Work to be completed
Pull every line with "true" from the data below and copy it.
*** Opening Provided records ***
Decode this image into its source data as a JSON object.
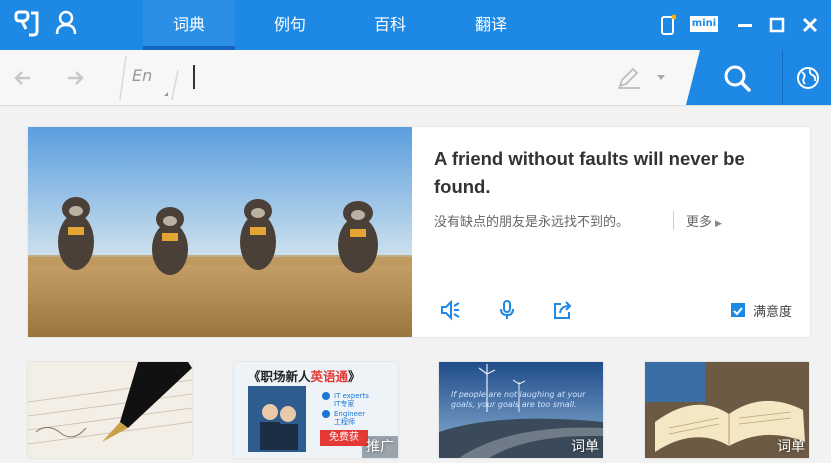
{
  "app": {
    "accent_color": "#1e88e5",
    "icons": [
      "logo-icon",
      "user-icon",
      "phone-icon",
      "minimize-icon",
      "maximize-icon",
      "close-icon"
    ]
  },
  "tabs": [
    {
      "label": "词典",
      "active": true
    },
    {
      "label": "例句",
      "active": false
    },
    {
      "label": "百科",
      "active": false
    },
    {
      "label": "翻译",
      "active": false
    }
  ],
  "window": {
    "mini_label": "mini"
  },
  "search": {
    "lang_label": "En",
    "value": "",
    "icons": [
      "back-arrow-icon",
      "forward-arrow-icon",
      "pen-icon",
      "dropdown-arrow-icon",
      "search-icon",
      "globe-icon"
    ]
  },
  "daily": {
    "quote_en": "A friend without faults will never be found.",
    "quote_zh": "没有缺点的朋友是永远找不到的。",
    "more_label": "更多",
    "satisfaction_label": "满意度",
    "satisfaction_checked": true,
    "action_icons": [
      "speaker-icon",
      "microphone-icon",
      "share-icon"
    ]
  },
  "thumbnails": [
    {
      "tag": ""
    },
    {
      "title_prefix": "《职场新人",
      "title_highlight": "英语通",
      "title_suffix": "》",
      "labels": [
        "IT experts",
        "IT专家",
        "Engineer",
        "工程师"
      ],
      "button": "免费获",
      "tag": "推广"
    },
    {
      "text": "If people are not laughing at your goals, your goals are too small.",
      "tag": "词单"
    },
    {
      "tag": "词单"
    }
  ]
}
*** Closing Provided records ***
Exercise answer
      "active": true
    "satisfaction_checked": true,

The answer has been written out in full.